There are several wedding cake traditions that you may like to incorporate in your wedding. Every culture seems to have its own cake tradition that can be incorporated into just about any wedding cake. Here are a few for you to consider when planning your big day.
The cake pull is a tradition of Southern United States weddings. Here the cake has several ribbons with charms baked throughout the cake. The charms can be both good and bad luck, although you may want to stick with good luck charms to keep the wedding party happy. The bridesmaids gather around the cake at the wedding reception and choose the end of a ribbon. They then pull the ribbon out of the cake to receive their good luck charm. The charms may represent children, travel, marriage, etc.
The stack cake is the traditional wedding cake from the Appalachian Mountain region. Friends and family each bring a layer of cake and then the bride’s family will spread, apple preserves, dried apples and apple butter between each layer. The stack cake essentially appears to be a stack of pancakes. The more layers you have, the more popular the couple is considered. Other layers may be cookie dough layers to sponge cake layers. The tradition is believed to have begun in the Beaumont Inn of Harrodsburg, Kentucky.
Irish Wedding Cake Tradition

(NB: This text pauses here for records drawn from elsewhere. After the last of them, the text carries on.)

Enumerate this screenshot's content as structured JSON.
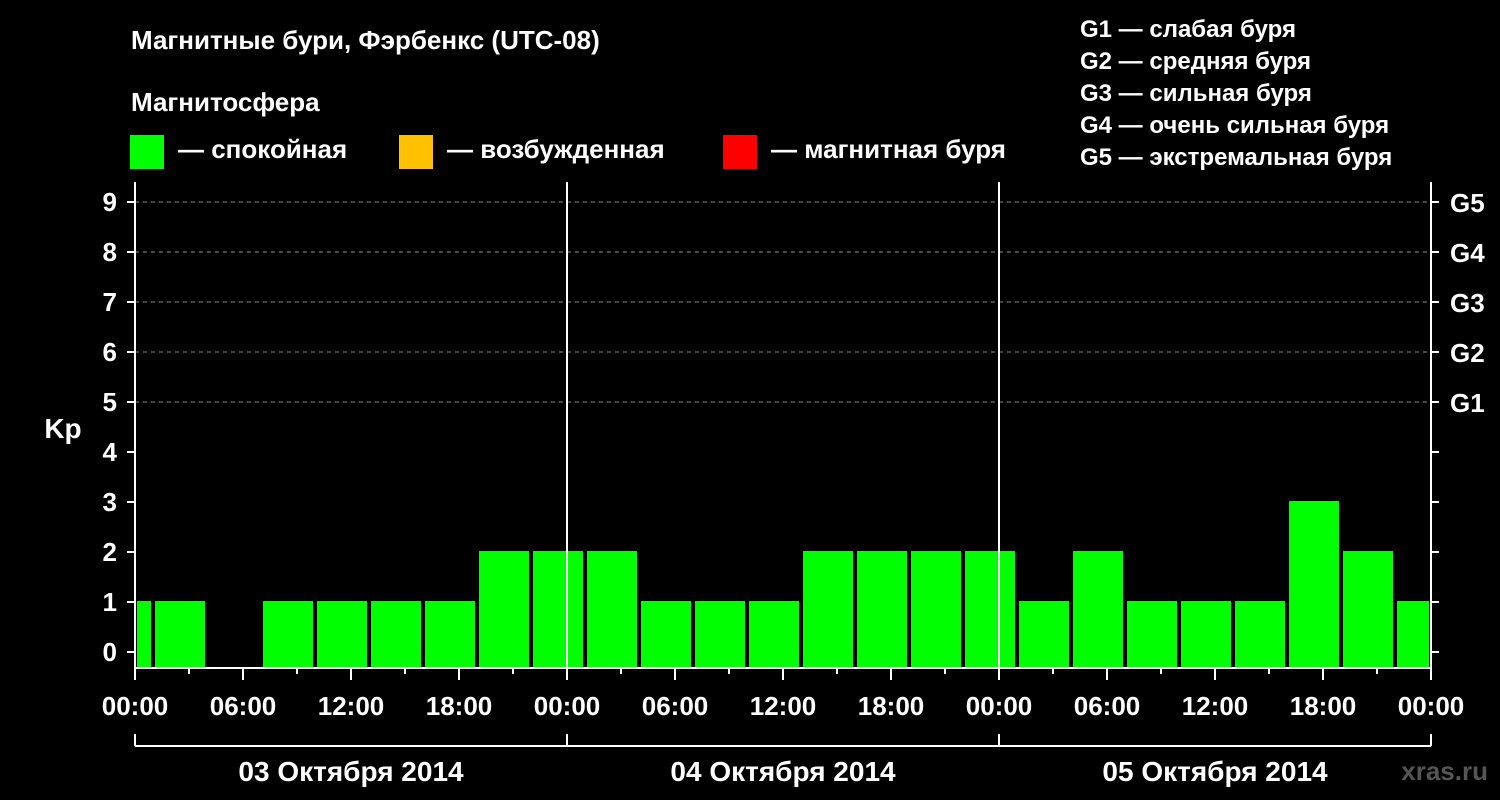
{
  "title": "Магнитные бури, Фэрбенкс (UTC-08)",
  "subtitle": "Магнитосфера",
  "legend": [
    {
      "label": "— спокойная",
      "color": "#00ff00"
    },
    {
      "label": "— возбужденная",
      "color": "#ffc000"
    },
    {
      "label": "— магнитная буря",
      "color": "#ff0000"
    }
  ],
  "g_scale": [
    "G1 — слабая буря",
    "G2 — средняя буря",
    "G3 — сильная буря",
    "G4 — очень сильная буря",
    "G5 — экстремальная буря"
  ],
  "watermark": "xras.ru",
  "chart_data": {
    "type": "bar",
    "ylabel": "Kp",
    "ylim": [
      0,
      9
    ],
    "yticks": [
      0,
      1,
      2,
      3,
      4,
      5,
      6,
      7,
      8,
      9
    ],
    "right_axis_labels": [
      {
        "kp": 5,
        "label": "G1"
      },
      {
        "kp": 6,
        "label": "G2"
      },
      {
        "kp": 7,
        "label": "G3"
      },
      {
        "kp": 8,
        "label": "G4"
      },
      {
        "kp": 9,
        "label": "G5"
      }
    ],
    "grid": "horizontal dashed at Kp 5–9",
    "xticks": [
      "00:00",
      "06:00",
      "12:00",
      "18:00",
      "00:00",
      "06:00",
      "12:00",
      "18:00",
      "00:00",
      "06:00",
      "12:00",
      "18:00",
      "00:00"
    ],
    "days": [
      "03 Октября 2014",
      "04 Октября 2014",
      "05 Октября 2014"
    ],
    "x_range_hours": [
      0,
      72
    ],
    "bar_start_hours": [
      -2,
      1,
      4,
      7,
      10,
      13,
      16,
      19,
      22,
      25,
      28,
      31,
      34,
      37,
      40,
      43,
      46,
      49,
      52,
      55,
      58,
      61,
      64,
      67,
      70
    ],
    "bar_width_hours": 3,
    "values": [
      1,
      1,
      0,
      1,
      1,
      1,
      1,
      2,
      2,
      2,
      1,
      1,
      1,
      2,
      2,
      2,
      2,
      1,
      2,
      1,
      1,
      1,
      3,
      2,
      1
    ],
    "bar_color": "#00ff00"
  }
}
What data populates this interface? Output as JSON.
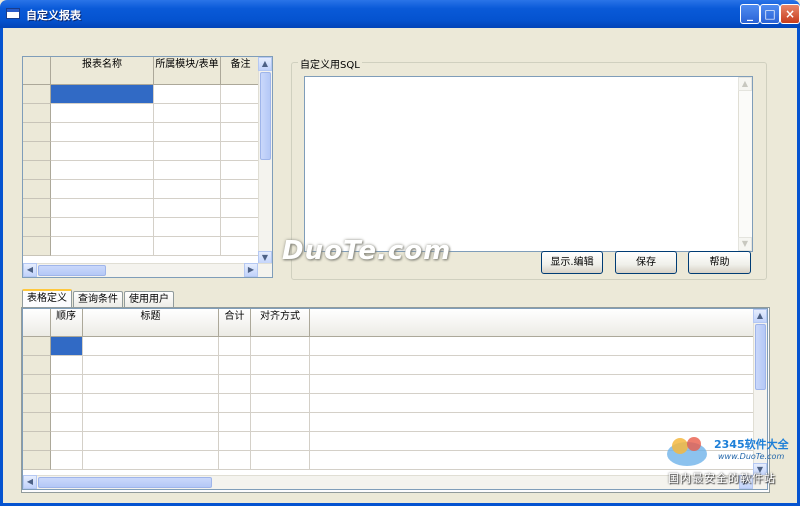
{
  "window": {
    "title": "自定义报表",
    "minimize": "_",
    "maximize": "□",
    "close": "×"
  },
  "top_grid": {
    "columns": [
      "报表名称",
      "所属模块/表单",
      "备注"
    ],
    "row_count": 9
  },
  "sql_group": {
    "legend": "自定义用SQL",
    "sql_text": ""
  },
  "buttons": {
    "display_edit": "显示.编辑",
    "save": "保存",
    "help": "帮助"
  },
  "tabs": [
    {
      "label": "表格定义",
      "active": true
    },
    {
      "label": "查询条件",
      "active": false
    },
    {
      "label": "使用用户",
      "active": false
    }
  ],
  "bottom_grid": {
    "columns": [
      "顺序",
      "标题",
      "合计",
      "对齐方式"
    ],
    "row_count": 7
  },
  "watermark": "DuoTe.com",
  "brand": {
    "logo_text": "2345软件大全",
    "url": "www.DuoTe.com",
    "slogan": "国内最安全的软件站"
  },
  "scroll_glyphs": {
    "up": "▲",
    "down": "▼",
    "left": "◀",
    "right": "▶"
  }
}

The top tier of the traditional Irish wedding cake is an Irish Whiskey Cake. This type of cake will last frozen for several months until the cake is to be used for a christening of the first child or for the first wedding anniversary.
Korean Wedding Tradition
Instead of a wedding cake, the couple may share three spoonfuls of rice. The rice represents the meals they will share for the rest of their married lives; much like the traditional wedding cake is a symbol of sharing. They then pour a Korean liquor made from rice, such as Sake, into two cups, which symbolizes the union of their souls.
At a Polish wedding, bread, wine and salt are important symbols. The bread represents the couple never being hungry. The salt is a reminder that times may be difficult, but that they will be able to cope with whatever comes along and the wine represents good health and spirits.
In a Russian wedding, the couple bites into a loaf of bread that symbolizes health, long life and prosperity. Whoever takes the biggest bite of bread is considered the one who “wears the pants” in the family!
Jamaican Wedding Cake Traditions
A traditional Jamaican wedding cake is a dark cake that has been soaked in rum for a about a year so the fruits and bread will be flavoured and moist.
Norway Wedding Cake Traditions
The Brudlaupskling is a wedding cake from Norway that dates back to the days when it was hard to find white flour on Norwegian farms. The bread is covered in a mixture of cheese, cream and syrup and then folded over and cut into squares.
Peruvian Cake Pull
This cake pull is similar to the one practiced in the Southern United States, however, at the end of one of these ribbons will be a ring which represents the puller as the next one to be married.
In Ukraine, couples share korovai instead of a cake. The korovai is bread that is decorated with symbolic motifs, which present eternity and joining of the families.